- **DIRECTIONS FOR THIS TASK**
Only the records, repeated exactly, should make up the response.
*** Opening of RECORDS FOR THIS TASK ***
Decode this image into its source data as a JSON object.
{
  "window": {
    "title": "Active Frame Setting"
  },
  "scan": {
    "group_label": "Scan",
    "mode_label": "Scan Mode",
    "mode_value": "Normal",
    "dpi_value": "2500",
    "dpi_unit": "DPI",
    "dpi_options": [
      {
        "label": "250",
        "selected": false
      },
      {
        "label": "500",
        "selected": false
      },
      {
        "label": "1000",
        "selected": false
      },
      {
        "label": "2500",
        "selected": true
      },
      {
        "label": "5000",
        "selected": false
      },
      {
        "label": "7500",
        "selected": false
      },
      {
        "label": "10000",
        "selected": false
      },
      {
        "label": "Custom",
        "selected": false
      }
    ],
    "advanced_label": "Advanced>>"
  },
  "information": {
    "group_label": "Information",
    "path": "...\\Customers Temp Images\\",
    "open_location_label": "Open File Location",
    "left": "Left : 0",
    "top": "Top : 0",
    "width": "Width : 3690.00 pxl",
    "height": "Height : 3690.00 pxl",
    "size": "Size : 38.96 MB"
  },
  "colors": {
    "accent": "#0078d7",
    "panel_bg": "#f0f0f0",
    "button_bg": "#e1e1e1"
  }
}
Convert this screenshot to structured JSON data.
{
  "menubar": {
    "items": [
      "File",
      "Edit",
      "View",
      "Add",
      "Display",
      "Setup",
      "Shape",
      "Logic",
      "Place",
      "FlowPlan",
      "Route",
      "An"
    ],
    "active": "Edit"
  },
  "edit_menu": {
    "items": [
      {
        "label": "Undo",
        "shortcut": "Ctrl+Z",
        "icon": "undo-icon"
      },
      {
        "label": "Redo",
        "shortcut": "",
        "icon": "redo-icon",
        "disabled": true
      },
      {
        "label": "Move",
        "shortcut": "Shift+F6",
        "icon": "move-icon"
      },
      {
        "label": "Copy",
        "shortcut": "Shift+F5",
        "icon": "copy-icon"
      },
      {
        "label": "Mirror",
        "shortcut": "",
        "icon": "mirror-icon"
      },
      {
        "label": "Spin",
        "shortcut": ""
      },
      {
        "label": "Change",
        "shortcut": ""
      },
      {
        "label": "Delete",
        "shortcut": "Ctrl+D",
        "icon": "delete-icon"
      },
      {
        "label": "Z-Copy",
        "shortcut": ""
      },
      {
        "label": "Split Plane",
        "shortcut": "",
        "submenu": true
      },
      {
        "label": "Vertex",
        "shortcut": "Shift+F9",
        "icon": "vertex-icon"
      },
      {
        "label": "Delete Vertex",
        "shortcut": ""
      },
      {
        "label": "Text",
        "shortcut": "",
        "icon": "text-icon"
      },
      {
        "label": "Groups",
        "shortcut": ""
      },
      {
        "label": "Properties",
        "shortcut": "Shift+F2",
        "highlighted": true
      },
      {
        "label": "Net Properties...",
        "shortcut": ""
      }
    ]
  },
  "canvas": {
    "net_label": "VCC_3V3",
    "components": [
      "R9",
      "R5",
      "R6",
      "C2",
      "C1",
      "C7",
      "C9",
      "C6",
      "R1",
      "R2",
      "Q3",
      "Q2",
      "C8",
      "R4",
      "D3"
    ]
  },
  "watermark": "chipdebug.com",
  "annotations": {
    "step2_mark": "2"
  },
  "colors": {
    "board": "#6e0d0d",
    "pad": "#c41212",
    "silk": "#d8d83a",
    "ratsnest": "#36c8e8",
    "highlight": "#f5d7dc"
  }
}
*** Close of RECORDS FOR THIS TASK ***
- **EXERCISE ANSWER**
Decode this image into its source data as a JSON object.
{
  "window": {
    "title": "Active Frame Setting"
  },
  "scan": {
    "group_label": "Scan",
    "mode_label": "Scan Mode",
    "mode_value": "Normal",
    "dpi_value": "2500",
    "dpi_unit": "DPI",
    "dpi_options": [
      {
        "label": "250",
        "selected": false
      },
      {
        "label": "500",
        "selected": false
      },
      {
        "label": "1000",
        "selected": false
      },
      {
        "label": "2500",
        "selected": true
      },
      {
        "label": "5000",
        "selected": false
      },
      {
        "label": "7500",
        "selected": false
      },
      {
        "label": "10000",
        "selected": false
      },
      {
        "label": "Custom",
        "selected": false
      }
    ],
    "advanced_label": "Advanced>>"
  },
  "information": {
    "group_label": "Information",
    "path": "...\\Customers Temp Images\\",
    "open_location_label": "Open File Location",
    "left": "Left : 0",
    "top": "Top : 0",
    "width": "Width : 3690.00 pxl",
    "height": "Height : 3690.00 pxl",
    "size": "Size : 38.96 MB"
  },
  "colors": {
    "accent": "#0078d7",
    "panel_bg": "#f0f0f0",
    "button_bg": "#e1e1e1"
  }
}
Convert this screenshot to structured JSON data.
{
  "menubar": {
    "items": [
      "File",
      "Edit",
      "View",
      "Add",
      "Display",
      "Setup",
      "Shape",
      "Logic",
      "Place",
      "FlowPlan",
      "Route",
      "An"
    ],
    "active": "Edit"
  },
  "edit_menu": {
    "items": [
      {
        "label": "Undo",
        "shortcut": "Ctrl+Z",
        "icon": "undo-icon"
      },
      {
        "label": "Redo",
        "shortcut": "",
        "icon": "redo-icon",
        "disabled": true
      },
      {
        "label": "Move",
        "shortcut": "Shift+F6",
        "icon": "move-icon"
      },
      {
        "label": "Copy",
        "shortcut": "Shift+F5",
        "icon": "copy-icon"
      },
      {
        "label": "Mirror",
        "shortcut": "",
        "icon": "mirror-icon"
      },
      {
        "label": "Spin",
        "shortcut": ""
      },
      {
        "label": "Change",
        "shortcut": ""
      },
      {
        "label": "Delete",
        "shortcut": "Ctrl+D",
        "icon": "delete-icon"
      },
      {
        "label": "Z-Copy",
        "shortcut": ""
      },
      {
        "label": "Split Plane",
        "shortcut": "",
        "submenu": true
      },
      {
        "label": "Vertex",
        "shortcut": "Shift+F9",
        "icon": "vertex-icon"
      },
      {
        "label": "Delete Vertex",
        "shortcut": ""
      },
      {
        "label": "Text",
        "shortcut": "",
        "icon": "text-icon"
      },
      {
        "label": "Groups",
        "shortcut": ""
      },
      {
        "label": "Properties",
        "shortcut": "Shift+F2",
        "highlighted": true
      },
      {
        "label": "Net Properties...",
        "shortcut": ""
      }
    ]
  },
  "canvas": {
    "net_label": "VCC_3V3",
    "components": [
      "R9",
      "R5",
      "R6",
      "C2",
      "C1",
      "C7",
      "C9",
      "C6",
      "R1",
      "R2",
      "Q3",
      "Q2",
      "C8",
      "R4",
      "D3"
    ]
  },
  "watermark": "chipdebug.com",
  "annotations": {
    "step2_mark": "2"
  },
  "colors": {
    "board": "#6e0d0d",
    "pad": "#c41212",
    "silk": "#d8d83a",
    "ratsnest": "#36c8e8",
    "highlight": "#f5d7dc"
  }
}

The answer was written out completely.